‘When I was given responsibility for housing in Westminster, I made it my priority to get out to see all the social housing in the borough with ward councillors.
‘I also think it’s vital to make time to listen and really engage with residents.’
What is your most satisfying achievement in the role? ‘While I have only been in the job for a few months, I would say our work on increasing supply.
‘Five hundred new homes are being developed on existing council estates through the community build programme – these are new homes on housing land where densities are lower in comparison with surrounding areas.’
Does central government fully grasp the role? ‘Central government does not presently have a full grasp of the complexities of housing provision and could do more to enable the delivery of more housing – including both social rented and intermediate. Intermediate housing opportunities should be made available to a broader range of people including those struggling to get a foot on the property ladder.
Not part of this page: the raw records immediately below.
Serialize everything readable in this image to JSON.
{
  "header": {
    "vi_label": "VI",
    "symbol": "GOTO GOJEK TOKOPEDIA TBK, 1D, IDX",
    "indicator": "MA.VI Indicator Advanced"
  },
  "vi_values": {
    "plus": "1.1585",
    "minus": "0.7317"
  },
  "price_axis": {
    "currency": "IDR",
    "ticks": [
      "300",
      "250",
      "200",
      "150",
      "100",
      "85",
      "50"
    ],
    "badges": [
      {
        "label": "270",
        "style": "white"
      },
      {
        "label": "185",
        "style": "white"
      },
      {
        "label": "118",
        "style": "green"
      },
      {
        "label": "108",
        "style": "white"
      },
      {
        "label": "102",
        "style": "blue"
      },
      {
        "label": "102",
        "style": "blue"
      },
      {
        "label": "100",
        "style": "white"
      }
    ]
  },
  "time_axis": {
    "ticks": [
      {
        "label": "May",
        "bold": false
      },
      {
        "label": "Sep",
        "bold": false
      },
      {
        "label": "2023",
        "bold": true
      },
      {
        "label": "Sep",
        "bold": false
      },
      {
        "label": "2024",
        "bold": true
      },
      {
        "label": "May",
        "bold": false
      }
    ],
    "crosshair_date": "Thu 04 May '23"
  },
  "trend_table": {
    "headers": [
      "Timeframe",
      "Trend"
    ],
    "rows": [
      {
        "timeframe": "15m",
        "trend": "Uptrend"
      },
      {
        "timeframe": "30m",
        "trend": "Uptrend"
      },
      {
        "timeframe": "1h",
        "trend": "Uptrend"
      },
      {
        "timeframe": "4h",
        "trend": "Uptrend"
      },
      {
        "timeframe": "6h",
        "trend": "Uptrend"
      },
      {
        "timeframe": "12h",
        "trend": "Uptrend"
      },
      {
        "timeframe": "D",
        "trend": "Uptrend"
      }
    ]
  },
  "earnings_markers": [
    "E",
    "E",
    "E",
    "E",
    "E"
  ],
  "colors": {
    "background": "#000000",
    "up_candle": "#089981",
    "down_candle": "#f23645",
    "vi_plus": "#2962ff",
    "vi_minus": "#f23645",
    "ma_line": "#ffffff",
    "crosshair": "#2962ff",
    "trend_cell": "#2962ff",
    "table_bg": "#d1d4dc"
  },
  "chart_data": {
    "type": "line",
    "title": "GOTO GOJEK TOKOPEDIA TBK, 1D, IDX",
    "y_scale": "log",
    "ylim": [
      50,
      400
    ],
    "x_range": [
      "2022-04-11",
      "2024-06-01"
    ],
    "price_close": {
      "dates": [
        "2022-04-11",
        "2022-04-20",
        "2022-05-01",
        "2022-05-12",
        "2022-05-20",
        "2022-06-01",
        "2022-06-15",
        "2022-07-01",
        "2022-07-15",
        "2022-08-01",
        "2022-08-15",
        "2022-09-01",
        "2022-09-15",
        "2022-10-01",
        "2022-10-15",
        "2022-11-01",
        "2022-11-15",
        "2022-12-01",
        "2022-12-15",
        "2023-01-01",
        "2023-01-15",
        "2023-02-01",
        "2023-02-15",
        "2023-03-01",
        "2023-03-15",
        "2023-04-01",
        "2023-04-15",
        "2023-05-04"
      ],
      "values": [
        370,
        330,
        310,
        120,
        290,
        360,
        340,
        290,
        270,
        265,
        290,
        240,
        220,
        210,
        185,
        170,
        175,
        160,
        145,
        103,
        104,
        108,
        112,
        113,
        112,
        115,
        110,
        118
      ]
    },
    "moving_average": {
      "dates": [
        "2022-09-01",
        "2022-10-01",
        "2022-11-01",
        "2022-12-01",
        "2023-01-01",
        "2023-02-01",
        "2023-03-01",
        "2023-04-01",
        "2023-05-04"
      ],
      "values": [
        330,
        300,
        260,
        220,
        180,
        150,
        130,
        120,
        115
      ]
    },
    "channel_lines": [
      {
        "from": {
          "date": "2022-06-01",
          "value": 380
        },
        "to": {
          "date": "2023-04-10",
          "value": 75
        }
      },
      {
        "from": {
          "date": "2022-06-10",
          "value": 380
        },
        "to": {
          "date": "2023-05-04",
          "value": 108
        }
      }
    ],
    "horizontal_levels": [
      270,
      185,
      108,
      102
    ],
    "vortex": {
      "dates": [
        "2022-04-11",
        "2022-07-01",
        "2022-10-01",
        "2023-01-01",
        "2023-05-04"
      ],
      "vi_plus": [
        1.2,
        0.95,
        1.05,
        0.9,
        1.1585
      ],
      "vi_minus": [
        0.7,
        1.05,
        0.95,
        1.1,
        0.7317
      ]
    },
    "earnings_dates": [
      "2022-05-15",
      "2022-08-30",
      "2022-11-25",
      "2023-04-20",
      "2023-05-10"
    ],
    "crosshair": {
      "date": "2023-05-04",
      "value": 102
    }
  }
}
‘The government doesn’t grasp the true cost of temporary accommodation, particularly for councils with high rents such as Westminster. The cap on subsidy is set at a level which doesn’t cover costs, and the shortfall is met by the council tax payer.
‘I think that the [housing revenue account] redistribution of subsidy is unfair and tenants’ rents should be spent on their local housing needs.’
Do you have enough clout with private developers and developing housing associations? ‘We do have clout with private developers and our planning policy is very clear about the affordable housing requirement.
‘We have a close relationship with developing housing associations but we do have some concerns about housing association management of homes locally.’
How has the credit crunch changed your housing strategy? ‘Westminster has not seen the same property downturn as in other boroughs and the rest of the UK. Affordability is a major issue and a key concern for residents with properties far beyond the reach of low to middle income earners.
‘Ensuring there are housing choices for middle income people wanting to remain in the City [of Westminster] is a key objective of the housing strategy and an intermediate housing service is being developed.’
What is the ideal balance between social and market housing? ‘The cost of land in Westminster makes it very difficult for housing associations to compete with the private sector and build stand-alone developments.
‘In terms of balance, the biggest issues we face relate to the size of social rented homes and the range of intermediate housing products on offer.
‘When it comes to intermediate housing we find that there are a great number of households who fall between eligibility for social renting and the ability to fund market housing outright.
‘Mixed tenure housing is fundamental to creating communities that are inclusive and socially cohesive.’